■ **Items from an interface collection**
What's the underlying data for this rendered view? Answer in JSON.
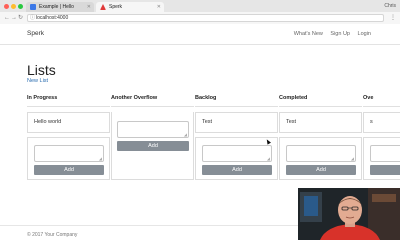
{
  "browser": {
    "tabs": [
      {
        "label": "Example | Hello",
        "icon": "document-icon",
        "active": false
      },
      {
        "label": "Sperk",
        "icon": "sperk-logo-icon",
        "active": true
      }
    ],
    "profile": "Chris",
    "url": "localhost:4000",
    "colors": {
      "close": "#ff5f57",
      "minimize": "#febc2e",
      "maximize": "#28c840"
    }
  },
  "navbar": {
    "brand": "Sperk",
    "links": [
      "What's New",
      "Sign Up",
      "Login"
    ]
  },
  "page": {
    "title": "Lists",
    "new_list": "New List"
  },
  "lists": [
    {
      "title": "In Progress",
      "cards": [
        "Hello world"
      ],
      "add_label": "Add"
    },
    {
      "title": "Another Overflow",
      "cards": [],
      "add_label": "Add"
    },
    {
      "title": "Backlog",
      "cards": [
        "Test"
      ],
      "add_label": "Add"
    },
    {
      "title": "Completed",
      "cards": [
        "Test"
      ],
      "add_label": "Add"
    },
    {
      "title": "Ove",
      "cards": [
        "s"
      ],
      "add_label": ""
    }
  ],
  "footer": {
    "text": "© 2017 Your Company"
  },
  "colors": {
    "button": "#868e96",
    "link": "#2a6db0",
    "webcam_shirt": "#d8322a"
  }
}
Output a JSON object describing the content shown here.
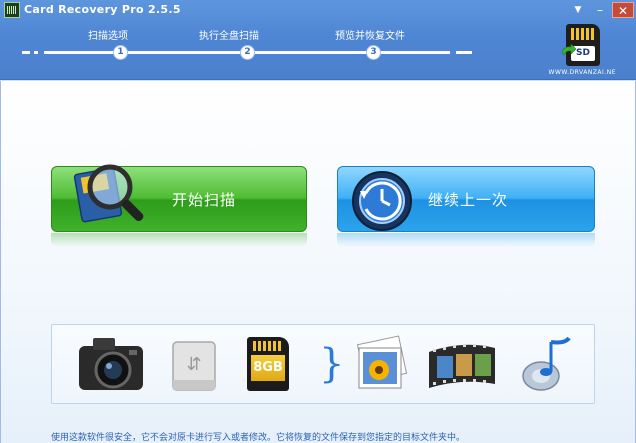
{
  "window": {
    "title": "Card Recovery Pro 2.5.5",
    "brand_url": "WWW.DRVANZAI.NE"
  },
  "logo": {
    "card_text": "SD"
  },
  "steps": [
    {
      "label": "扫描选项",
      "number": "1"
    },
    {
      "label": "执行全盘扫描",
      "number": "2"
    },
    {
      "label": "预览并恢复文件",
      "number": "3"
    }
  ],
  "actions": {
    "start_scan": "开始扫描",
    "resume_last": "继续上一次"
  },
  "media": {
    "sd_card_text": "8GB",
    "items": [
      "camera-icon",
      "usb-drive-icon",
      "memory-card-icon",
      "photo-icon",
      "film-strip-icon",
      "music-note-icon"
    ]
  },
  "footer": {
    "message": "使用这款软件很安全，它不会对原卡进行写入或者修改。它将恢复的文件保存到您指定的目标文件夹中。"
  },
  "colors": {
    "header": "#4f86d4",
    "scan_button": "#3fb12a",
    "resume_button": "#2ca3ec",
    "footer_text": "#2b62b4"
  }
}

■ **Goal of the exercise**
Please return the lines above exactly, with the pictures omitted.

■ **Written solution**
What's the underlying data for this rendered view? Answer in JSON.
{
  "browser": {
    "tabs": [
      {
        "label": "Example | Hello",
        "icon": "document-icon",
        "active": false
      },
      {
        "label": "Sperk",
        "icon": "sperk-logo-icon",
        "active": true
      }
    ],
    "profile": "Chris",
    "url": "localhost:4000",
    "colors": {
      "close": "#ff5f57",
      "minimize": "#febc2e",
      "maximize": "#28c840"
    }
  },
  "navbar": {
    "brand": "Sperk",
    "links": [
      "What's New",
      "Sign Up",
      "Login"
    ]
  },
  "page": {
    "title": "Lists",
    "new_list": "New List"
  },
  "lists": [
    {
      "title": "In Progress",
      "cards": [
        "Hello world"
      ],
      "add_label": "Add"
    },
    {
      "title": "Another Overflow",
      "cards": [],
      "add_label": "Add"
    },
    {
      "title": "Backlog",
      "cards": [
        "Test"
      ],
      "add_label": "Add"
    },
    {
      "title": "Completed",
      "cards": [
        "Test"
      ],
      "add_label": "Add"
    },
    {
      "title": "Ove",
      "cards": [
        "s"
      ],
      "add_label": ""
    }
  ],
  "footer": {
    "text": "© 2017 Your Company"
  },
  "colors": {
    "button": "#868e96",
    "link": "#2a6db0",
    "webcam_shirt": "#d8322a"
  }
}
Output a JSON object describing the content shown here.
{
  "window": {
    "title": "Card Recovery Pro 2.5.5",
    "brand_url": "WWW.DRVANZAI.NE"
  },
  "logo": {
    "card_text": "SD"
  },
  "steps": [
    {
      "label": "扫描选项",
      "number": "1"
    },
    {
      "label": "执行全盘扫描",
      "number": "2"
    },
    {
      "label": "预览并恢复文件",
      "number": "3"
    }
  ],
  "actions": {
    "start_scan": "开始扫描",
    "resume_last": "继续上一次"
  },
  "media": {
    "sd_card_text": "8GB",
    "items": [
      "camera-icon",
      "usb-drive-icon",
      "memory-card-icon",
      "photo-icon",
      "film-strip-icon",
      "music-note-icon"
    ]
  },
  "footer": {
    "message": "使用这款软件很安全，它不会对原卡进行写入或者修改。它将恢复的文件保存到您指定的目标文件夹中。"
  },
  "colors": {
    "header": "#4f86d4",
    "scan_button": "#3fb12a",
    "resume_button": "#2ca3ec",
    "footer_text": "#2b62b4"
  }
}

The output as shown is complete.